Only an exact copy of every record counts as an answer.
───── Material supplied
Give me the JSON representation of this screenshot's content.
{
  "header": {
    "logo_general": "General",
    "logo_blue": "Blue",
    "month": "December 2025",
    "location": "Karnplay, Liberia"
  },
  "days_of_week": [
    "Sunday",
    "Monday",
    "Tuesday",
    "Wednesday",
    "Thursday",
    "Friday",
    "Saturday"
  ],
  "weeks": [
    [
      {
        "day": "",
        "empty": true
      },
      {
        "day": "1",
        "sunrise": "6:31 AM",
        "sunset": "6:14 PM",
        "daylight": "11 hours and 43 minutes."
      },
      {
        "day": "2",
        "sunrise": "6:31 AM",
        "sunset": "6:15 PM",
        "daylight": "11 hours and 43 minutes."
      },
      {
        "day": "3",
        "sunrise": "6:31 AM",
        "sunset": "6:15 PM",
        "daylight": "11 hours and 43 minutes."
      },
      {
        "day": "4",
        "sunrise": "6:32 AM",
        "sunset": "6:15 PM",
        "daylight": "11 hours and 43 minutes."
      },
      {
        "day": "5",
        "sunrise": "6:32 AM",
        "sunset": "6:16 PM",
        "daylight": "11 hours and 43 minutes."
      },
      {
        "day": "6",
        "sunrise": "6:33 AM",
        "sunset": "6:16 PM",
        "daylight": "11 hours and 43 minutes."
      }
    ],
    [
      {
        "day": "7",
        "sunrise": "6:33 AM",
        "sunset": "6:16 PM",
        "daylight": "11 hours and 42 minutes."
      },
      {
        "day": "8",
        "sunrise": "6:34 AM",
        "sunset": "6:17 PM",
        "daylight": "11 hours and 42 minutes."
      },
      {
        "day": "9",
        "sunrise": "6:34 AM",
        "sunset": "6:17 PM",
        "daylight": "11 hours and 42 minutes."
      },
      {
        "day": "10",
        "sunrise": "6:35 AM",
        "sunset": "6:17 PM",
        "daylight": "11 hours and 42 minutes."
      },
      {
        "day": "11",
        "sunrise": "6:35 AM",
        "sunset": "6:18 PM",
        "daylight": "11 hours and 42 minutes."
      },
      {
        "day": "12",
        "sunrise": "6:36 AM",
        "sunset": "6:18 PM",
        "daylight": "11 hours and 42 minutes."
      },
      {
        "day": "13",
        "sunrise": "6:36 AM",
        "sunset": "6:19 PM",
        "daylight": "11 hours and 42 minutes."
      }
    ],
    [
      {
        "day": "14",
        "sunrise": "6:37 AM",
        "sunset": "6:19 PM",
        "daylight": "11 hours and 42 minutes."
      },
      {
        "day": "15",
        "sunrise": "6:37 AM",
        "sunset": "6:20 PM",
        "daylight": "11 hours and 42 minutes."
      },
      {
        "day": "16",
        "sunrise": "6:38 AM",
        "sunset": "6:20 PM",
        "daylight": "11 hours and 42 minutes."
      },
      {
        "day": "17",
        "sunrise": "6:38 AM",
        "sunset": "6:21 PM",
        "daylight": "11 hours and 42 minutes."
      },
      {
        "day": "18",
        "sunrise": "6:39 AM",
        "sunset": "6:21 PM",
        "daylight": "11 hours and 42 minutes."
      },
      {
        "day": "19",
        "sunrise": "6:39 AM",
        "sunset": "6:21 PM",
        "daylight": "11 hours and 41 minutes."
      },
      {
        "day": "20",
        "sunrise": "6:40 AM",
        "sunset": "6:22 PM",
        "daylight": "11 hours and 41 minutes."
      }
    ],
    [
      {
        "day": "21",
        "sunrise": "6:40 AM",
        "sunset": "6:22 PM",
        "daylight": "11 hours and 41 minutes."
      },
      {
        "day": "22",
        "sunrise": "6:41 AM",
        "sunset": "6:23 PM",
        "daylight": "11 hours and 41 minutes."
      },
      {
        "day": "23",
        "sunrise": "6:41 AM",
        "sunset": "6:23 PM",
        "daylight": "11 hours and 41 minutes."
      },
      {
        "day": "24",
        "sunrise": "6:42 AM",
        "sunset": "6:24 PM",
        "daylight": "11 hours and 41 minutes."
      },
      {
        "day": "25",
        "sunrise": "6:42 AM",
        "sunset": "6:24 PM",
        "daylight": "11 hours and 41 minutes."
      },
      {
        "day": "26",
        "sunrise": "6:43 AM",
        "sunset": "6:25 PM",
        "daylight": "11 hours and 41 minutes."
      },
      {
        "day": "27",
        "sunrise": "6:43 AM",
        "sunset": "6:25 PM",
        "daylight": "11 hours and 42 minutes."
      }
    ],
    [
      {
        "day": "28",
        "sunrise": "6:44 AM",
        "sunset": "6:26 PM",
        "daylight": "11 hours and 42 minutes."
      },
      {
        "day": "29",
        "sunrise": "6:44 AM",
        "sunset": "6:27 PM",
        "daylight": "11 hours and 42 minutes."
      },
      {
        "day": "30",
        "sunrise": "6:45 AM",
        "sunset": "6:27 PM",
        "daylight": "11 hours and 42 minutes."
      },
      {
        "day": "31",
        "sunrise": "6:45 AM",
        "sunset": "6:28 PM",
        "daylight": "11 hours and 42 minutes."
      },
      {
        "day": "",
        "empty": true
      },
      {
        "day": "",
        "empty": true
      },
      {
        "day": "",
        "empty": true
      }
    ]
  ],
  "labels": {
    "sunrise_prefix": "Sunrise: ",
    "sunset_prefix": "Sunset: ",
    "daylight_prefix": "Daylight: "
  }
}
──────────
### [Answer to this task]
Give me the JSON representation of this screenshot's content.
{
  "header": {
    "logo_general": "General",
    "logo_blue": "Blue",
    "month": "December 2025",
    "location": "Karnplay, Liberia"
  },
  "days_of_week": [
    "Sunday",
    "Monday",
    "Tuesday",
    "Wednesday",
    "Thursday",
    "Friday",
    "Saturday"
  ],
  "weeks": [
    [
      {
        "day": "",
        "empty": true
      },
      {
        "day": "1",
        "sunrise": "6:31 AM",
        "sunset": "6:14 PM",
        "daylight": "11 hours and 43 minutes."
      },
      {
        "day": "2",
        "sunrise": "6:31 AM",
        "sunset": "6:15 PM",
        "daylight": "11 hours and 43 minutes."
      },
      {
        "day": "3",
        "sunrise": "6:31 AM",
        "sunset": "6:15 PM",
        "daylight": "11 hours and 43 minutes."
      },
      {
        "day": "4",
        "sunrise": "6:32 AM",
        "sunset": "6:15 PM",
        "daylight": "11 hours and 43 minutes."
      },
      {
        "day": "5",
        "sunrise": "6:32 AM",
        "sunset": "6:16 PM",
        "daylight": "11 hours and 43 minutes."
      },
      {
        "day": "6",
        "sunrise": "6:33 AM",
        "sunset": "6:16 PM",
        "daylight": "11 hours and 43 minutes."
      }
    ],
    [
      {
        "day": "7",
        "sunrise": "6:33 AM",
        "sunset": "6:16 PM",
        "daylight": "11 hours and 42 minutes."
      },
      {
        "day": "8",
        "sunrise": "6:34 AM",
        "sunset": "6:17 PM",
        "daylight": "11 hours and 42 minutes."
      },
      {
        "day": "9",
        "sunrise": "6:34 AM",
        "sunset": "6:17 PM",
        "daylight": "11 hours and 42 minutes."
      },
      {
        "day": "10",
        "sunrise": "6:35 AM",
        "sunset": "6:17 PM",
        "daylight": "11 hours and 42 minutes."
      },
      {
        "day": "11",
        "sunrise": "6:35 AM",
        "sunset": "6:18 PM",
        "daylight": "11 hours and 42 minutes."
      },
      {
        "day": "12",
        "sunrise": "6:36 AM",
        "sunset": "6:18 PM",
        "daylight": "11 hours and 42 minutes."
      },
      {
        "day": "13",
        "sunrise": "6:36 AM",
        "sunset": "6:19 PM",
        "daylight": "11 hours and 42 minutes."
      }
    ],
    [
      {
        "day": "14",
        "sunrise": "6:37 AM",
        "sunset": "6:19 PM",
        "daylight": "11 hours and 42 minutes."
      },
      {
        "day": "15",
        "sunrise": "6:37 AM",
        "sunset": "6:20 PM",
        "daylight": "11 hours and 42 minutes."
      },
      {
        "day": "16",
        "sunrise": "6:38 AM",
        "sunset": "6:20 PM",
        "daylight": "11 hours and 42 minutes."
      },
      {
        "day": "17",
        "sunrise": "6:38 AM",
        "sunset": "6:21 PM",
        "daylight": "11 hours and 42 minutes."
      },
      {
        "day": "18",
        "sunrise": "6:39 AM",
        "sunset": "6:21 PM",
        "daylight": "11 hours and 42 minutes."
      },
      {
        "day": "19",
        "sunrise": "6:39 AM",
        "sunset": "6:21 PM",
        "daylight": "11 hours and 41 minutes."
      },
      {
        "day": "20",
        "sunrise": "6:40 AM",
        "sunset": "6:22 PM",
        "daylight": "11 hours and 41 minutes."
      }
    ],
    [
      {
        "day": "21",
        "sunrise": "6:40 AM",
        "sunset": "6:22 PM",
        "daylight": "11 hours and 41 minutes."
      },
      {
        "day": "22",
        "sunrise": "6:41 AM",
        "sunset": "6:23 PM",
        "daylight": "11 hours and 41 minutes."
      },
      {
        "day": "23",
        "sunrise": "6:41 AM",
        "sunset": "6:23 PM",
        "daylight": "11 hours and 41 minutes."
      },
      {
        "day": "24",
        "sunrise": "6:42 AM",
        "sunset": "6:24 PM",
        "daylight": "11 hours and 41 minutes."
      },
      {
        "day": "25",
        "sunrise": "6:42 AM",
        "sunset": "6:24 PM",
        "daylight": "11 hours and 41 minutes."
      },
      {
        "day": "26",
        "sunrise": "6:43 AM",
        "sunset": "6:25 PM",
        "daylight": "11 hours and 41 minutes."
      },
      {
        "day": "27",
        "sunrise": "6:43 AM",
        "sunset": "6:25 PM",
        "daylight": "11 hours and 42 minutes."
      }
    ],
    [
      {
        "day": "28",
        "sunrise": "6:44 AM",
        "sunset": "6:26 PM",
        "daylight": "11 hours and 42 minutes."
      },
      {
        "day": "29",
        "sunrise": "6:44 AM",
        "sunset": "6:27 PM",
        "daylight": "11 hours and 42 minutes."
      },
      {
        "day": "30",
        "sunrise": "6:45 AM",
        "sunset": "6:27 PM",
        "daylight": "11 hours and 42 minutes."
      },
      {
        "day": "31",
        "sunrise": "6:45 AM",
        "sunset": "6:28 PM",
        "daylight": "11 hours and 42 minutes."
      },
      {
        "day": "",
        "empty": true
      },
      {
        "day": "",
        "empty": true
      },
      {
        "day": "",
        "empty": true
      }
    ]
  ],
  "labels": {
    "sunrise_prefix": "Sunrise: ",
    "sunset_prefix": "Sunset: ",
    "daylight_prefix": "Daylight: "
  }
}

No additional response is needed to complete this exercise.